Tim Wojan, Ph.D., recognizes the value that science, technology, math and engineering (STEM) can bring to other fields such as economics.
Wojan’s interest in economics began with the desire to understand why some regions are successful and others are not. He was particularly fascinated by instances of success in unexpected places, and dedicated his career to using qualitative and quantitative methods to explain entrepreneurial surprises. Currently, Wojan is studying innovative entrepreneurship as an established scientist fellow in the National Science Foundation’s (NSF) National Center for Science and Engineering Statistics (NCSES) Research Ambassadors Program.
NCSES is the nation’s leading provider of statistical data on the U.S. science and engineering enterprise. The NSF NCSES Research Ambassadors Program provides research opportunities for participants to be involved in the collection of statistical data regarding: research and development, the science and engineering workforce, U.S. competitiveness in science, engineering, technology, and R&D, and the condition and progress of STEM education in the United States. Under the guidance of his mentor, John Jankowski, Director for Research and Development Statistics within NCSES, Wojan’s research project focuses on innovative entrepreneurship in research and development (R&D) performing microbusinesses.
According to Wojan, the study of innovative entrepreneurship has suffered from a lack of data. Anecdotes and detailed case studies of radical innovation in small, high-tech firms and businesses abound; however, these firms are often masked by the much greater number of small firms with no interest in radical innovation. Getting a handle on the extent of this innovative entrepreneurship in the nation as a whole requires both a very large dataset and a method for reliably identifying the target firms.
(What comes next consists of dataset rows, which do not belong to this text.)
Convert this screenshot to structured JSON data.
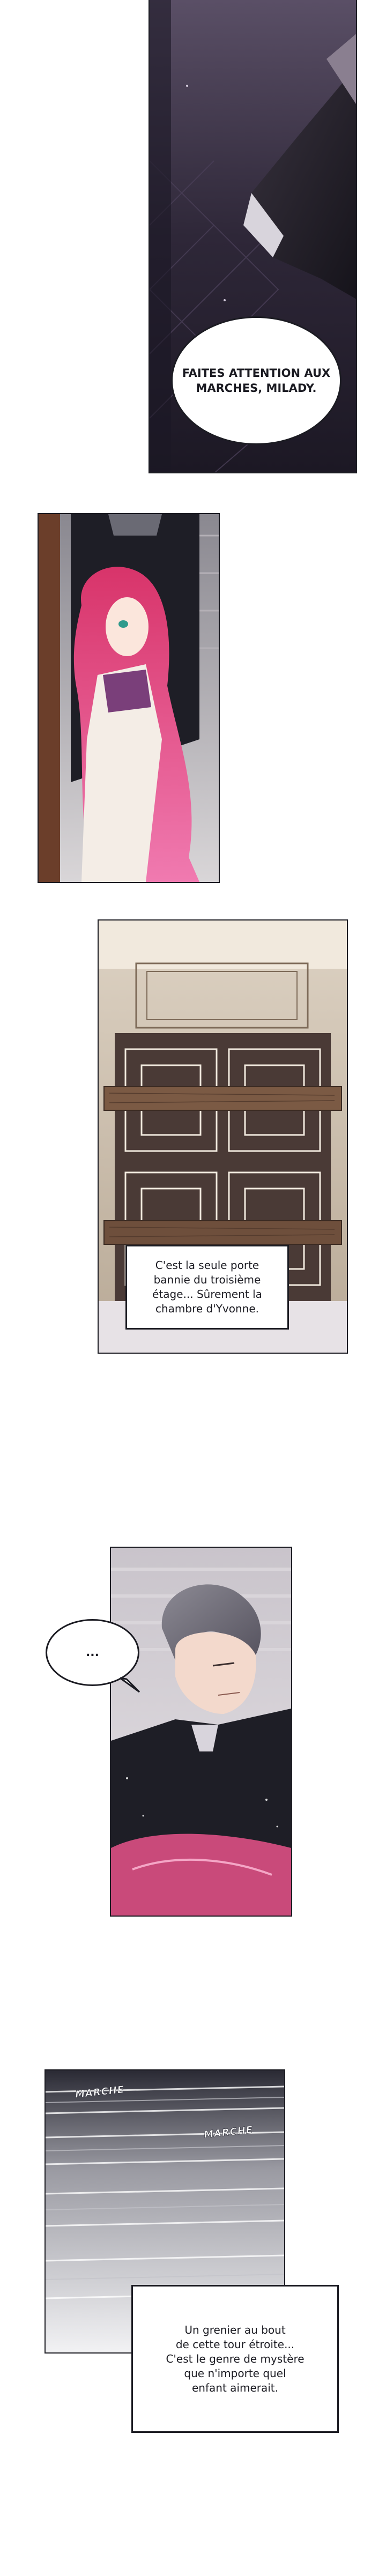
{
  "panel1": {
    "speech": "FAITES ATTENTION AUX\nMARCHES, MILADY."
  },
  "panel3": {
    "caption": "C'est la seule porte\nbannie du troisième\nétage... Sûrement la\nchambre d'Yvonne."
  },
  "panel4": {
    "speech": "..."
  },
  "panel5": {
    "sfx_1": "MARCHE",
    "sfx_2": "MARCHE",
    "caption": "Un grenier au bout\nde cette tour étroite...\nC'est le genre de mystère\nque n'importe quel\nenfant aimerait."
  },
  "colors": {
    "ink": "#1b1b22",
    "hair": "#d8346a",
    "rug": "#c94a7a"
  }
}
The inaugural version of the Annual Business Survey (ABS), conducted jointly by the U.S. Census Bureau and NCSES in 2018, collected data on approximately 850,000 firms of all sizes, but only asked businesses with fewer than 10 employees details about their R&D activities, if any. Wojan’s research project seeks to take these data and differentiate the small firms operating in innovation markets and contributing to radical innovation from the much larger number of small firms with more modest aspirations.
”In addition to identifying just how numerous these firms are, my project examines factors associated with innovative success such as the role of diversity in ownership teams along the dimensions of discipline of highest academic degree, race, ethnicity, gender and age, as well as the impact of the creative milieu where these small firms are located,” explained Wojan.
Wojan’s project will play an important role in assessing the size and health of the innovative entrepreneurship ecosystem. Findings gleaned from his research may also help identify possible threats to the supply of radical innovation, track the trajectory of such firms over time and examine factors associated with success.
“There is growing concern that increases in the burden of knowledge are making it more difficult for small teams in start-ups to keep pace with the cutting edge required for radical innovation,” said Wojan.
“Large companies that have pursued radical innovation through the acquisition of promising start-ups may be reluctant to invest in high-risk R&D where expected returns are close to zero given the low probability of success. The data collected in the ABS will allow for the first generalizable assessment of this sector and its contribution to the science and engineering enterprise in the US.”
A typical day for Wojan involves reviewing literature, developing testable hypotheses, writing proposals and manuscripts, performing data analysis, preparing presentations, attending conferences and reviewing manuscripts of agency colleagues or academic peers. Wojan has also had the opportunity to participate in activities related to high quality data collection such as cognitive or debriefing interviews for survey development, reviewing tables and datasets and contributing to the release of data products.
He describes his fellowship experience as immensely valuable, and is grateful for the opportunity it has afforded him to pursue his research interests.
“There are a lot of synergies in combining one’s core knowledge with the new knowledge and skills acquired over the course of a developmental fellowship,” said Wojan. “Speaking to my fellowship in particular, the opportunity to delve deeply into a new field—even one tangential to one’s current expertise—is a rare opportunity.”
When his appointment concludes, Wojan hopes to obtain a position where he can work to bridge the gap between seemingly separate disciplines. His goal is to continue examining the third rail of the economics of innovation – the role that imagination plays in innovative success.
The NSF NCSES Program is funded by NCSES through NSF and administered through the U.S. Department of Energy’s (DOE) Oak Ridge Institute for Science and Education (ORISE). ORISE is managed for DOE by ORAU.